**TASK MATERIAL:**
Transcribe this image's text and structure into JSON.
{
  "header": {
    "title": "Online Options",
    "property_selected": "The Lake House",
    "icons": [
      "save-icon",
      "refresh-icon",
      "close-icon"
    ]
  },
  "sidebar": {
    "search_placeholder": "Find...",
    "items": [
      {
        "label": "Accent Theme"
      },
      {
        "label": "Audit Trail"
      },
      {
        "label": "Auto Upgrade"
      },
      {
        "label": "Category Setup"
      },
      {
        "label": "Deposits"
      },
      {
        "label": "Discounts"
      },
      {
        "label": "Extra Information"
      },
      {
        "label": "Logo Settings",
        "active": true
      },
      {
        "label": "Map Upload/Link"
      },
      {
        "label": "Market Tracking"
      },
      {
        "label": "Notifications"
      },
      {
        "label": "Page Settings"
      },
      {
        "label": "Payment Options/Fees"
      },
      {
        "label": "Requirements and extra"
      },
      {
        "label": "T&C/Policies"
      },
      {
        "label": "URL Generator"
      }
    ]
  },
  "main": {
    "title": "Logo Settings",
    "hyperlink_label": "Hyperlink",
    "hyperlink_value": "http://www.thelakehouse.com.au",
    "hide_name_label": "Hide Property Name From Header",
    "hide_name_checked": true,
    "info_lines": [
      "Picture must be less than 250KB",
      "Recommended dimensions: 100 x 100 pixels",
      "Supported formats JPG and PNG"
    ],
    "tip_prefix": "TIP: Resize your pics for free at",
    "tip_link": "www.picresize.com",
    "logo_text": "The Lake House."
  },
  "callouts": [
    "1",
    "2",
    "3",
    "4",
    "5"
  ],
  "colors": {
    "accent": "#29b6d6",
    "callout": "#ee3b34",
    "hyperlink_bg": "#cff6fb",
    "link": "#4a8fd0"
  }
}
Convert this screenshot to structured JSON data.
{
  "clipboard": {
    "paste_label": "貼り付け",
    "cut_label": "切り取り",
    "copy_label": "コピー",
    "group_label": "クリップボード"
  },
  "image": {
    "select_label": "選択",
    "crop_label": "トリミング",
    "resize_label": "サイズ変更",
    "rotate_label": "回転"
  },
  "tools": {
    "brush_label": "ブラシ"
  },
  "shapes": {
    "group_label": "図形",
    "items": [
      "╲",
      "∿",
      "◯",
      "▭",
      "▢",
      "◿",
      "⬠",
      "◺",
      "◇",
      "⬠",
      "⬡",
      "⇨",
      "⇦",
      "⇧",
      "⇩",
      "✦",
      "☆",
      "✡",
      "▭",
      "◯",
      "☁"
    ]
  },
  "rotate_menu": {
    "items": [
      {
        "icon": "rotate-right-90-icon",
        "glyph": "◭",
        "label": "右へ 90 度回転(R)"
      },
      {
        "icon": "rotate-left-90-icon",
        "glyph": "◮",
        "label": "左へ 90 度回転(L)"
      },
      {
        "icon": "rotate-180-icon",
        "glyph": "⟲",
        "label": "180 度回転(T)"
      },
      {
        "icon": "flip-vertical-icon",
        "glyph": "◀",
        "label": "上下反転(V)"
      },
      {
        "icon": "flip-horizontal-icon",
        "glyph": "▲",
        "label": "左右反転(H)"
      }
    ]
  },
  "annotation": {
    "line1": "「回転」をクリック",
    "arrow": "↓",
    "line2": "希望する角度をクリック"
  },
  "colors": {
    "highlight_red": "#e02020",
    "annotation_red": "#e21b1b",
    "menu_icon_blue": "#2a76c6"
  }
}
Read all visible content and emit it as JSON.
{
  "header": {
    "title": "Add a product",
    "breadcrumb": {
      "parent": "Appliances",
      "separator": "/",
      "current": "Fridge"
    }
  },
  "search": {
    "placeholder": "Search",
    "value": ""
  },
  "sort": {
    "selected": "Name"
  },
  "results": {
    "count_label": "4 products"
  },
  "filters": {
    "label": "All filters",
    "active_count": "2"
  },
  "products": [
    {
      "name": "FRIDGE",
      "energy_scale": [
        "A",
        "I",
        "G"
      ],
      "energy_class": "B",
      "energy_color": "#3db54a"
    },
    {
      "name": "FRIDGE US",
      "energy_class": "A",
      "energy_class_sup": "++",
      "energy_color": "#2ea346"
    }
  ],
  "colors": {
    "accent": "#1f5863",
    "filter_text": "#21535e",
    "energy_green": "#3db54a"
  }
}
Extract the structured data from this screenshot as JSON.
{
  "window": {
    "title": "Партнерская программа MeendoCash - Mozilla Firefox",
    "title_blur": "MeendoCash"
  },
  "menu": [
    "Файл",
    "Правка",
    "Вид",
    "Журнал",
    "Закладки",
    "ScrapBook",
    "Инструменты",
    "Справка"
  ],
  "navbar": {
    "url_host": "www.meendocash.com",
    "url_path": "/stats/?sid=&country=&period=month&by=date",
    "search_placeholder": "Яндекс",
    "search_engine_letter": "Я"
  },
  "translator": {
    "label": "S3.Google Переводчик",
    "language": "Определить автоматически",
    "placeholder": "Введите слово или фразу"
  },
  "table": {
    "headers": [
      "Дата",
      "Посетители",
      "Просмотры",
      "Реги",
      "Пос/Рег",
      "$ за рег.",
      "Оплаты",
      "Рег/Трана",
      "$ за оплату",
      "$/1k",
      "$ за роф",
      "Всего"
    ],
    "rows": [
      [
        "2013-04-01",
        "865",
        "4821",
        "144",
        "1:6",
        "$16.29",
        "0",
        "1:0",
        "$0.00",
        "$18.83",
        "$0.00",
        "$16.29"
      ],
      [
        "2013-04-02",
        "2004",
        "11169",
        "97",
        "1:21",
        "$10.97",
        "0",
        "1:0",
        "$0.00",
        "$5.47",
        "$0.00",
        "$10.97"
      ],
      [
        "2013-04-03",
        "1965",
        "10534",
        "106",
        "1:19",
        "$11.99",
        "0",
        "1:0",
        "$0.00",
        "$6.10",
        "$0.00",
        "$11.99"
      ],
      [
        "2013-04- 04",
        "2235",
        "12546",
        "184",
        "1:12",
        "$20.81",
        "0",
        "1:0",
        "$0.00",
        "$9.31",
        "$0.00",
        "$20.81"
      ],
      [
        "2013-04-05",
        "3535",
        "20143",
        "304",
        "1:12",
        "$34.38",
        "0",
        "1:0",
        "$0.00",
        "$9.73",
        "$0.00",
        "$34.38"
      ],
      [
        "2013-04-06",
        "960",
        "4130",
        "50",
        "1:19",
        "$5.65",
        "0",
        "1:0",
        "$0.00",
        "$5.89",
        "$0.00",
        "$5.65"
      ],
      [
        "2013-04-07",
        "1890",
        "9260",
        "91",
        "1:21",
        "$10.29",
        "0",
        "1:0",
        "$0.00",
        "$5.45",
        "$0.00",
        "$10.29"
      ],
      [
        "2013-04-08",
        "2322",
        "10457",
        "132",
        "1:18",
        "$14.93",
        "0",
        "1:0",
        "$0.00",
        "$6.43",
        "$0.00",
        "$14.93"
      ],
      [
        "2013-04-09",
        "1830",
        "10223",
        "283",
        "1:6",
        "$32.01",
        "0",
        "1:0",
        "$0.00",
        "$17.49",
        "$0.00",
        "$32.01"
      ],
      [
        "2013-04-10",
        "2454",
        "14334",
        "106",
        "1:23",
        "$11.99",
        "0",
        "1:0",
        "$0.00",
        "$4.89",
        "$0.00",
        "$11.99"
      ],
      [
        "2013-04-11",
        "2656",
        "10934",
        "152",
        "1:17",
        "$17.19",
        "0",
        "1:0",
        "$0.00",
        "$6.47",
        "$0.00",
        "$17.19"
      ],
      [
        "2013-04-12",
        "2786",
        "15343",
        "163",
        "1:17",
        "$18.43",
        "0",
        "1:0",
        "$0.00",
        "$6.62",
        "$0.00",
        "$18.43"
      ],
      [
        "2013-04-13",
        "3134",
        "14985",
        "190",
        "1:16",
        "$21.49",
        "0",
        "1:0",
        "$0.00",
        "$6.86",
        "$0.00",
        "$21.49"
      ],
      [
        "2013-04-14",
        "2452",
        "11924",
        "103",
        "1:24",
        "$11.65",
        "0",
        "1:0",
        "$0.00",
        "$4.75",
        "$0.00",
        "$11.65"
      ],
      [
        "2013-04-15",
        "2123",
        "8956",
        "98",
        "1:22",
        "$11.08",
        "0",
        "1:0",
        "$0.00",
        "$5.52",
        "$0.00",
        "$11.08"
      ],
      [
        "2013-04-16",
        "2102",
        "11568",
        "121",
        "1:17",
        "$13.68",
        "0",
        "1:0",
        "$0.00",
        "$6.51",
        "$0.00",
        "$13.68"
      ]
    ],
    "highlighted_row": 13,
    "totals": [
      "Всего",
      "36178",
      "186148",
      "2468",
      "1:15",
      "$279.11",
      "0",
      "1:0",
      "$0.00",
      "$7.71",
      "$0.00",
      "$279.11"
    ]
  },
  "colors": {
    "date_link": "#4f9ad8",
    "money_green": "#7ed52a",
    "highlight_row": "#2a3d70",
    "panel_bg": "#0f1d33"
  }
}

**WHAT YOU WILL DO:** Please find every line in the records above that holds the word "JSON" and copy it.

**SOLUTION FOR THIS PROBLEM:**
Transcribe this image's text and structure into JSON.
Convert this screenshot to structured JSON data.
Read all visible content and emit it as JSON.
Extract the structured data from this screenshot as JSON.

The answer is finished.